By Veronica

Hands on

It's Les Journées du Patrimoine this weekend. That means many historical sites are either free to enter, or have special events/exhibitions. We decided to visit the Maternité d'Elne, since we totally failed the last time we were in Elne.

This is a very handsome country house just outside Elne. During WWII, it became a maternity home for refugee women, many of them Spanish refugees, but the home also sheltered Jewish women and their babies. It was run by a Swiss woman called Elisabeth Eidenbenz. She was a teacher, not a nurse, but she was completely committed to helping and protecting these vulnerable women and their children -- whether from starvation on the local refugee camps, or extermination in German death camps. She managed to find this derelict house (formerly belonging to the founder of the company that made JOB cigarette papers) and get it into sufficiently good shape to house her maternity home. Almost 600 babies were born here in the five years it was open. Strangely, her work was not officially recognised until almost 60 years later (she was awarded honours by Israel, Spain, and France).

The house is now a fairly conventional exhibition space. As we already knew the story, we didn't find the exhibition particularly informative. But it was evocative to be there, imagining how it must have looked to women who had come from disgusting, inhumane conditions in camps such as Argelès and Rivesaltes. Here there were blazing fires, ample food, cots and cradles for the babies, a vegetable garden, sunny terraces to sit and sew or knit, midwives and nurses to deliver and care for the babies. It truly must have seemed like paradise.

As we left, it was still quite early and S spontaneously suggested going to Cabestany, since it was nearby. Its only claim to fame is Le Maître de Cabestany, a sculptor in the late 12th century who like Homer is known only for his work.
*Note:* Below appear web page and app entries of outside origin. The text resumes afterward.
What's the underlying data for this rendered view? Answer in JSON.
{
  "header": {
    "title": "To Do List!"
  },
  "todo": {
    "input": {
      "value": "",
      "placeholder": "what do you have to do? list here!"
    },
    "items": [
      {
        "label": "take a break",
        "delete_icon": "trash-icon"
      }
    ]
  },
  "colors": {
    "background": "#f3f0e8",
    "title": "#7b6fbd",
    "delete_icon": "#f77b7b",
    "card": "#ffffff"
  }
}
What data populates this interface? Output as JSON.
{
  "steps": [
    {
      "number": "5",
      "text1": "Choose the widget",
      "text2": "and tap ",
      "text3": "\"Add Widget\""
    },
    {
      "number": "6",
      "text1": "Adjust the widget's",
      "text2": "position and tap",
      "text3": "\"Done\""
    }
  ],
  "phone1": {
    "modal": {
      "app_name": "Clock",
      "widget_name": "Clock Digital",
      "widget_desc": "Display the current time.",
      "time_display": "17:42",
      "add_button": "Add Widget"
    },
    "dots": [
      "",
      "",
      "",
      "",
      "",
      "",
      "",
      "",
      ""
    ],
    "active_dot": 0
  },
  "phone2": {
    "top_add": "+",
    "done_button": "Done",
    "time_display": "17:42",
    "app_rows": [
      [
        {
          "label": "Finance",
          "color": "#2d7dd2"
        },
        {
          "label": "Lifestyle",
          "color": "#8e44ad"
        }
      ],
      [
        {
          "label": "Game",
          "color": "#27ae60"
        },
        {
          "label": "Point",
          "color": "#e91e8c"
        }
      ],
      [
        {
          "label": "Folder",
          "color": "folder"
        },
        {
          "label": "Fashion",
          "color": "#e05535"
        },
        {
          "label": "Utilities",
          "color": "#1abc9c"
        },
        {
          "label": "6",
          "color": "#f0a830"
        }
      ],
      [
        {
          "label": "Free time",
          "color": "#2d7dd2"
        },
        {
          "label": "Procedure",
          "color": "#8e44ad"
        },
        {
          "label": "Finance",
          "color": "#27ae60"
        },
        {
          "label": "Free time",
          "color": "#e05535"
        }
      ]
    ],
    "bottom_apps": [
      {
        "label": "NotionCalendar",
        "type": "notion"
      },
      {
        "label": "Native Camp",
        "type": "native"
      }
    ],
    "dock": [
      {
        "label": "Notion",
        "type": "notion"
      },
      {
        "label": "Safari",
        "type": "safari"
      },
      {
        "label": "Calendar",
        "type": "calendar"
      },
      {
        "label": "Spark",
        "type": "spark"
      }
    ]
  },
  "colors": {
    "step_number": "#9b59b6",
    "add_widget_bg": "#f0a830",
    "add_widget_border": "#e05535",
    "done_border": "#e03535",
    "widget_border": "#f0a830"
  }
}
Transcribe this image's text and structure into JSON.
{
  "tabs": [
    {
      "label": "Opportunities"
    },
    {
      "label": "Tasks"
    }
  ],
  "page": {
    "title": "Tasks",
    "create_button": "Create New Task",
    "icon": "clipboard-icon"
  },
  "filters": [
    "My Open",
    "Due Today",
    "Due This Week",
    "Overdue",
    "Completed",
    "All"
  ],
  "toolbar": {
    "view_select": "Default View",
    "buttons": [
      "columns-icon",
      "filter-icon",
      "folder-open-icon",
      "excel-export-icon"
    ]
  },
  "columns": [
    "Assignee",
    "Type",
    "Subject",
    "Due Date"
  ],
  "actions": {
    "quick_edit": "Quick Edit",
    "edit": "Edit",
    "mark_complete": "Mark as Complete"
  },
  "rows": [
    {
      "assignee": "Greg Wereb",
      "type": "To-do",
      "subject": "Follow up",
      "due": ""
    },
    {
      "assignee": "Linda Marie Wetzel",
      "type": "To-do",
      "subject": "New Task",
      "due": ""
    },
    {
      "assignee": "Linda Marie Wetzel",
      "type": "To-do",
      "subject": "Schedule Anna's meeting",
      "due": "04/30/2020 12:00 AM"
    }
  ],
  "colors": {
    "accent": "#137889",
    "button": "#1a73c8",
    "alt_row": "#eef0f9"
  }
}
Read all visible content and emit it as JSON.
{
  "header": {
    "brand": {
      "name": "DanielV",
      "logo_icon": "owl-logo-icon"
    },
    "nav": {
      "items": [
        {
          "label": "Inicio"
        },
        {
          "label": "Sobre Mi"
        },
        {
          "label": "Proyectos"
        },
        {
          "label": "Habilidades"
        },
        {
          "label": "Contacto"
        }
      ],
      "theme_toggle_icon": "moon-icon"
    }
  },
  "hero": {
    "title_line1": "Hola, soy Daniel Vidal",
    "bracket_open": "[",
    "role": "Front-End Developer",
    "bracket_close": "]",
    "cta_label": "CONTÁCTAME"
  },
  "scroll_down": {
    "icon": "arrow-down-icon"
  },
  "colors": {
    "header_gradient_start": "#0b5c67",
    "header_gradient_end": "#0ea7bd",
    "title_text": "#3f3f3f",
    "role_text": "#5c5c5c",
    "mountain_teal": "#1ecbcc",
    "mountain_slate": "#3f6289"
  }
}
A fine sculpted tympanum in the church in Cabestany was discovered in the 1930s. The style was so distinctive that subsequently other works in the local area (including Lagrasse and other abbeys in the Aude) and even further afield (Navarre and Italy) were attributed to this anonymous person of whom nothing at all is known.

Cabestany initially looked unpromising, a dormitory suburb of Perpignan, but sure enough there is a museum dedicated to the master. It features casts of his most important works. This actually works well, because you get to see a lot of his work together, emphasising the common features, and it's also beautifully lit and accessible, not often the case in situ. It was an interesting and well displayed exhibition, and thanks largely to our ignorance we found it more interesting than the Maternité.

Today's small set of photos right from here

Sign in or get an account to comment.